## Work request
Where a record contains a picture, omit it; otherwise reproduce the listing exactly.

## Data for the task
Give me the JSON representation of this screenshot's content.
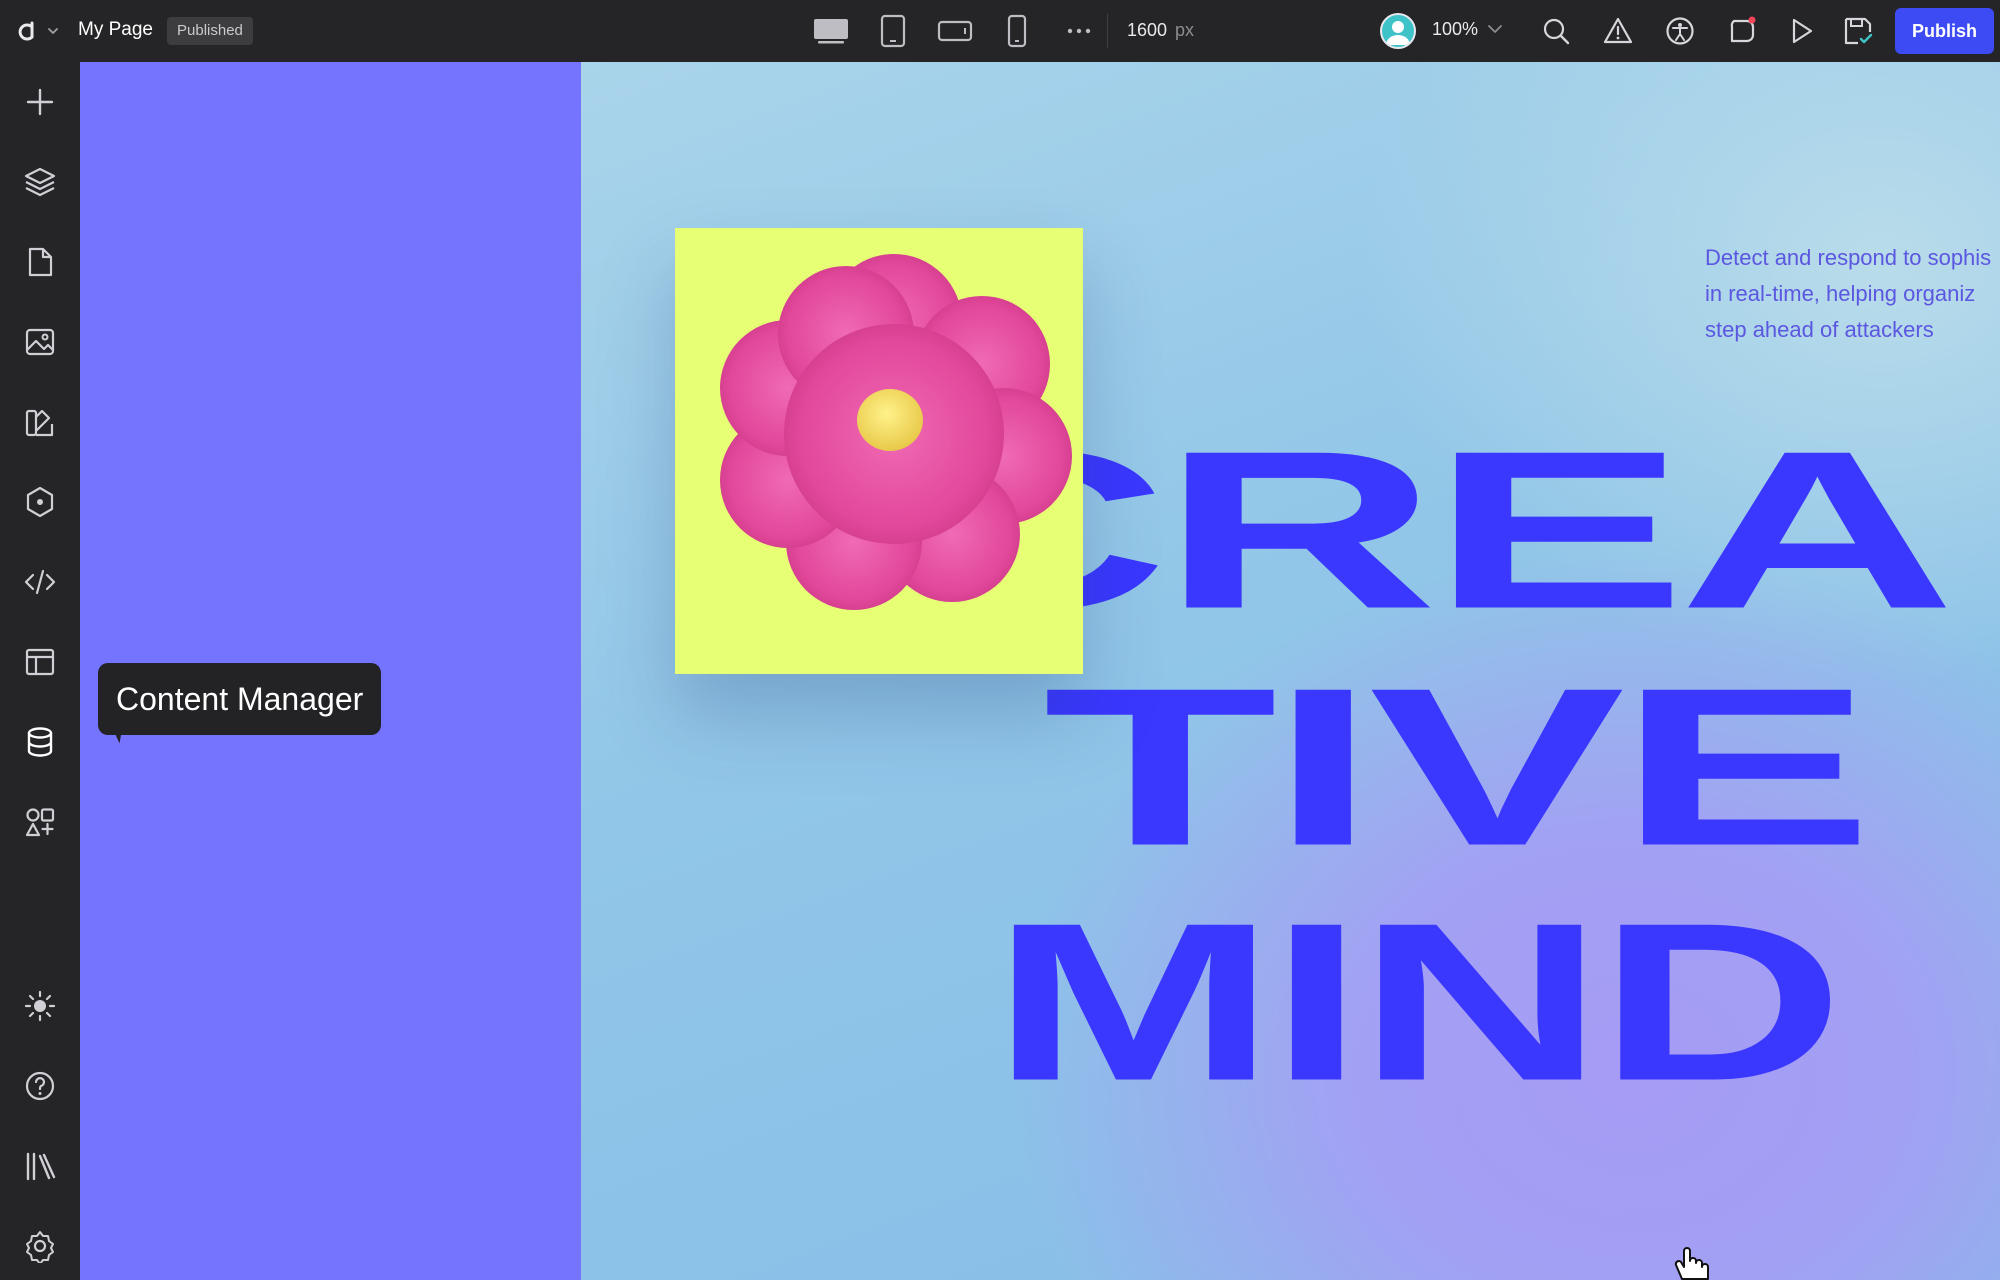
{
  "app": {
    "title": "My Page",
    "status": "Published",
    "canvas_width": "1600",
    "canvas_unit": "px",
    "zoom": "100%",
    "publish_label": "Publish"
  },
  "colors": {
    "accent": "#3d4bf5",
    "panel": "#7574ff",
    "headline": "#3a37ff",
    "card": "#e6ff75",
    "flower": "#e2489b"
  },
  "devices": [
    "desktop-icon",
    "tablet-icon",
    "tablet-landscape-icon",
    "mobile-icon",
    "more-icon"
  ],
  "toolbar_icons": [
    "search-icon",
    "warning-icon",
    "accessibility-icon",
    "comments-icon",
    "preview-play-icon",
    "save-icon"
  ],
  "sidebar": {
    "items": [
      {
        "icon": "add-icon"
      },
      {
        "icon": "layers-icon"
      },
      {
        "icon": "pages-icon"
      },
      {
        "icon": "media-icon"
      },
      {
        "icon": "styles-icon"
      },
      {
        "icon": "components-icon"
      },
      {
        "icon": "code-icon"
      },
      {
        "icon": "templates-icon"
      },
      {
        "icon": "database-icon",
        "tooltip": "Content Manager"
      },
      {
        "icon": "apps-icon"
      },
      {
        "icon": "theme-sun-icon"
      },
      {
        "icon": "help-icon"
      },
      {
        "icon": "library-icon"
      },
      {
        "icon": "settings-icon"
      }
    ]
  },
  "hero": {
    "description_lines": [
      "Detect and respond to sophis",
      "in real-time, helping organiz",
      "step ahead of attackers"
    ],
    "headline": [
      "CREA",
      "TIVE",
      "MIND"
    ]
  }
}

## Answer to this exercise
Give me the JSON representation of this screenshot's content.
{
  "app": {
    "title": "My Page",
    "status": "Published",
    "canvas_width": "1600",
    "canvas_unit": "px",
    "zoom": "100%",
    "publish_label": "Publish"
  },
  "colors": {
    "accent": "#3d4bf5",
    "panel": "#7574ff",
    "headline": "#3a37ff",
    "card": "#e6ff75",
    "flower": "#e2489b"
  },
  "devices": [
    "desktop-icon",
    "tablet-icon",
    "tablet-landscape-icon",
    "mobile-icon",
    "more-icon"
  ],
  "toolbar_icons": [
    "search-icon",
    "warning-icon",
    "accessibility-icon",
    "comments-icon",
    "preview-play-icon",
    "save-icon"
  ],
  "sidebar": {
    "items": [
      {
        "icon": "add-icon"
      },
      {
        "icon": "layers-icon"
      },
      {
        "icon": "pages-icon"
      },
      {
        "icon": "media-icon"
      },
      {
        "icon": "styles-icon"
      },
      {
        "icon": "components-icon"
      },
      {
        "icon": "code-icon"
      },
      {
        "icon": "templates-icon"
      },
      {
        "icon": "database-icon",
        "tooltip": "Content Manager"
      },
      {
        "icon": "apps-icon"
      },
      {
        "icon": "theme-sun-icon"
      },
      {
        "icon": "help-icon"
      },
      {
        "icon": "library-icon"
      },
      {
        "icon": "settings-icon"
      }
    ]
  },
  "hero": {
    "description_lines": [
      "Detect and respond to sophis",
      "in real-time, helping organiz",
      "step ahead of attackers"
    ],
    "headline": [
      "CREA",
      "TIVE",
      "MIND"
    ]
  }
}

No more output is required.